7. Serenity: for pure entertainment value it ranks as one of the very best films of the year. Jewel Staite (Kaylee) has possibly the funniest line of the year when she says “To hell with this… I’m going to live!!!” with a delightfully over-the-top resolve.
8. Saw II: Jigsaw is back for more deadly moralizing in this gory, inspired horror movie whose shocking ending qualifies as one of the best in the genre’s history, nothing less.
9. Batman Begins: Christian Bale is simply terrific as Batman in this origin story that looks at how the themes of anger, guilt, fear and justice shaped the personality and motives of the Dark Knight. Superior writing, excellent direction and exciting action sequences also make this film a new reference of the superhero genre.
10. The Chronicles of Narnia: The Lion, the Witch and the Wardrobe: Andrew Adamson’s ambitious film can be appreciated on many levels: as a Christian parable, an enchanting fantasy epic or an old-fashioned love letter to sibling solidarity. Rich themes, magnificent use of computer-generated animation and heartwarming family dynamics: I loved it.
Very honourable mentions go to The Family Stone and Sin City, which came closest to inclusion on the above list. I also want to bring up these especially good films, which one way or another gave me a great time at the movies in 2005: Racing Stripes, Dreamer; Crash (Matt Dillon would be my pick for Best Supporting Actor), The 40 Year-Old Virgin, Mr. and Mrs. Smith, Coach Carter and King Kong.
1. The Amityville Horror: this assault on our senses is much more annoying than frightening with Ryan Reynolds in full psycho mode, weird behaviour from every character and cheap scare tactics. A wholly unpleasant experience.
2. Stealth: She’s a gorgeous young woman, but even Jessica Biel can’t make up for the outrageous plot and cringe-inducing dialogue of this jingoistic turkey.

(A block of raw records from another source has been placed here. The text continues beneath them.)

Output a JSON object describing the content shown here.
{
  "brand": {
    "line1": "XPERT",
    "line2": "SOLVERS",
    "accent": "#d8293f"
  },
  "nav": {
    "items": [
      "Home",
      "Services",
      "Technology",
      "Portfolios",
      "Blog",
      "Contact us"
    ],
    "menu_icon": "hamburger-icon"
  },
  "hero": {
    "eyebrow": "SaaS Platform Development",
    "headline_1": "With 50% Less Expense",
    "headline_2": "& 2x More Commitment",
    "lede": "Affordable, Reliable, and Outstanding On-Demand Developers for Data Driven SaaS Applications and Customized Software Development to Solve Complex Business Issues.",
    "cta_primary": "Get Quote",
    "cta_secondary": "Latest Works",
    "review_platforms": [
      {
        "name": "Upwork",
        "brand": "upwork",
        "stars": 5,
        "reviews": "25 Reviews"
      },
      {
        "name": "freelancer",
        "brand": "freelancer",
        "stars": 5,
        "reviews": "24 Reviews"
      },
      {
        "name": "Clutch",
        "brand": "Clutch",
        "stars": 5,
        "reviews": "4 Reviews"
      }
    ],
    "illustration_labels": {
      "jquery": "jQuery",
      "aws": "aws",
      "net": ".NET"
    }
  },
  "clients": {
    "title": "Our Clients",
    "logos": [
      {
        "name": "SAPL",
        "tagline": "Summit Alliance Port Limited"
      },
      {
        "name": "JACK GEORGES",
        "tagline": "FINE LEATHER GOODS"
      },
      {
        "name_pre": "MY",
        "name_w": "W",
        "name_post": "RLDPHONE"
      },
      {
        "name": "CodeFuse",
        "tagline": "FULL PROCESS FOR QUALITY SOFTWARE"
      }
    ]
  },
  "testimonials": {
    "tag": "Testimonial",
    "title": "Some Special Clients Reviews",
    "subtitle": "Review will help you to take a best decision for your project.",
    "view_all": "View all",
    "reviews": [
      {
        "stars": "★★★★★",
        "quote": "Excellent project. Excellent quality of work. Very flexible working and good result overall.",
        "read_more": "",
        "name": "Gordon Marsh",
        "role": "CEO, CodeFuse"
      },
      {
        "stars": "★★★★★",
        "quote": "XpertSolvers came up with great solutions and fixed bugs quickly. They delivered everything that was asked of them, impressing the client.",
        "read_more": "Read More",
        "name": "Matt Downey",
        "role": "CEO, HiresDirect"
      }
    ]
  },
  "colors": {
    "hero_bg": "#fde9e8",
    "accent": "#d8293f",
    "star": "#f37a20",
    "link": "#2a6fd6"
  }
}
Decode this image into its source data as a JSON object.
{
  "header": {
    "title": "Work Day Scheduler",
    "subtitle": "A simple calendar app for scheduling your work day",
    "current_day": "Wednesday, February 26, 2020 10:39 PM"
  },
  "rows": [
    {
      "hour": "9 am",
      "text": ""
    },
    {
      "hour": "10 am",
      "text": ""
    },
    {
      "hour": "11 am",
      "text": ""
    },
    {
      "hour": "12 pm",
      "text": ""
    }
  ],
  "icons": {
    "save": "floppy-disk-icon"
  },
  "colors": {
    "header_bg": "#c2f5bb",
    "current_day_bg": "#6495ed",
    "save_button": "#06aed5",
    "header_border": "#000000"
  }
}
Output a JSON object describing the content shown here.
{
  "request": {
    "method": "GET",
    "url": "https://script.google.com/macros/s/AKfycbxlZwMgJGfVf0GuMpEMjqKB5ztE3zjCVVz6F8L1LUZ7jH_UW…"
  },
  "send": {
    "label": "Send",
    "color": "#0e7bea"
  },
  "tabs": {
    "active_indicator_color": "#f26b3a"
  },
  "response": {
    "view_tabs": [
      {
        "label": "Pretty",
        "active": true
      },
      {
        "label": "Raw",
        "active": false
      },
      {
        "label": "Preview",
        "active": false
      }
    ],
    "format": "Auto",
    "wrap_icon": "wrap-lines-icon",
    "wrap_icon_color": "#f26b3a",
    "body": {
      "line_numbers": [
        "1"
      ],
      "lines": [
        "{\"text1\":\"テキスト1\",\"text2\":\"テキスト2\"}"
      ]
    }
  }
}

I felt like using some stealth of my own to disappear from the theater.
3. The Skeleton Key: I was fighting boredom from all the plodding hocus-pocus long before I was shaking my head at the nonsensical, out-of-nowhere final twist.
4. Cry Wolf: Severely lacking in star power (unknown actors can sometimes be a good thing, as in The Blair Witch Project or Open Water, but certainly not here), with stupid stock characters and a very weak twist ending.
5. Unleashed: this bungled attempt at contrasting bizarrely conditioned violence with the humanizing effects of a few gentle souls is mawkish, corny and supremely ridiculous.